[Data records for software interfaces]
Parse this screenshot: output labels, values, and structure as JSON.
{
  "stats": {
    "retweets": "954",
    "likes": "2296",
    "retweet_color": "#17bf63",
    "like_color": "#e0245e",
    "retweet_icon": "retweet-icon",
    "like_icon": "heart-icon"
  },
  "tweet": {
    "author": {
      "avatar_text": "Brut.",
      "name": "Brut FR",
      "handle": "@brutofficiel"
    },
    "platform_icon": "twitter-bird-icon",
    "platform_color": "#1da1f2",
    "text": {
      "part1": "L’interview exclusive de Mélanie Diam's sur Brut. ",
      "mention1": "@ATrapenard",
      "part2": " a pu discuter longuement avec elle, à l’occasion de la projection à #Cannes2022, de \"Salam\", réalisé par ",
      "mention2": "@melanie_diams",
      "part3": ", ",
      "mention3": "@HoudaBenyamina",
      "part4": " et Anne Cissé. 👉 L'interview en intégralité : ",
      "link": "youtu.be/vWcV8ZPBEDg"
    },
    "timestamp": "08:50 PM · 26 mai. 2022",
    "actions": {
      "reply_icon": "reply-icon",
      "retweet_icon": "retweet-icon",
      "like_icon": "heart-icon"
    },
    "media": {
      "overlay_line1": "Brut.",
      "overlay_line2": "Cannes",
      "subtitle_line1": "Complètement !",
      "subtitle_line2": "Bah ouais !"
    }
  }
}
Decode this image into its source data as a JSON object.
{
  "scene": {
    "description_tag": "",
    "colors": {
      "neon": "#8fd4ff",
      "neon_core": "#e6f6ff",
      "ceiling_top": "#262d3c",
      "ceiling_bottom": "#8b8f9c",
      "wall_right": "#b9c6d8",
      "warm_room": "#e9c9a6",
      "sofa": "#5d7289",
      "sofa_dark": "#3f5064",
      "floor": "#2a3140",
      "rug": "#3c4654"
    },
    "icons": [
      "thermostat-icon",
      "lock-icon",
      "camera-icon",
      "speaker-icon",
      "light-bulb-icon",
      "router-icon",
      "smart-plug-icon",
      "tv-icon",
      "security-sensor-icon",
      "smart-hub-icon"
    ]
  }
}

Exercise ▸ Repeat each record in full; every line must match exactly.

Reply ▸
Parse this screenshot: output labels, values, and structure as JSON.
{
  "stats": {
    "retweets": "954",
    "likes": "2296",
    "retweet_color": "#17bf63",
    "like_color": "#e0245e",
    "retweet_icon": "retweet-icon",
    "like_icon": "heart-icon"
  },
  "tweet": {
    "author": {
      "avatar_text": "Brut.",
      "name": "Brut FR",
      "handle": "@brutofficiel"
    },
    "platform_icon": "twitter-bird-icon",
    "platform_color": "#1da1f2",
    "text": {
      "part1": "L’interview exclusive de Mélanie Diam's sur Brut. ",
      "mention1": "@ATrapenard",
      "part2": " a pu discuter longuement avec elle, à l’occasion de la projection à #Cannes2022, de \"Salam\", réalisé par ",
      "mention2": "@melanie_diams",
      "part3": ", ",
      "mention3": "@HoudaBenyamina",
      "part4": " et Anne Cissé. 👉 L'interview en intégralité : ",
      "link": "youtu.be/vWcV8ZPBEDg"
    },
    "timestamp": "08:50 PM · 26 mai. 2022",
    "actions": {
      "reply_icon": "reply-icon",
      "retweet_icon": "retweet-icon",
      "like_icon": "heart-icon"
    },
    "media": {
      "overlay_line1": "Brut.",
      "overlay_line2": "Cannes",
      "subtitle_line1": "Complètement !",
      "subtitle_line2": "Bah ouais !"
    }
  }
}
Decode this image into its source data as a JSON object.
{
  "scene": {
    "description_tag": "",
    "colors": {
      "neon": "#8fd4ff",
      "neon_core": "#e6f6ff",
      "ceiling_top": "#262d3c",
      "ceiling_bottom": "#8b8f9c",
      "wall_right": "#b9c6d8",
      "warm_room": "#e9c9a6",
      "sofa": "#5d7289",
      "sofa_dark": "#3f5064",
      "floor": "#2a3140",
      "rug": "#3c4654"
    },
    "icons": [
      "thermostat-icon",
      "lock-icon",
      "camera-icon",
      "speaker-icon",
      "light-bulb-icon",
      "router-icon",
      "smart-plug-icon",
      "tv-icon",
      "security-sensor-icon",
      "smart-hub-icon"
    ]
  }
}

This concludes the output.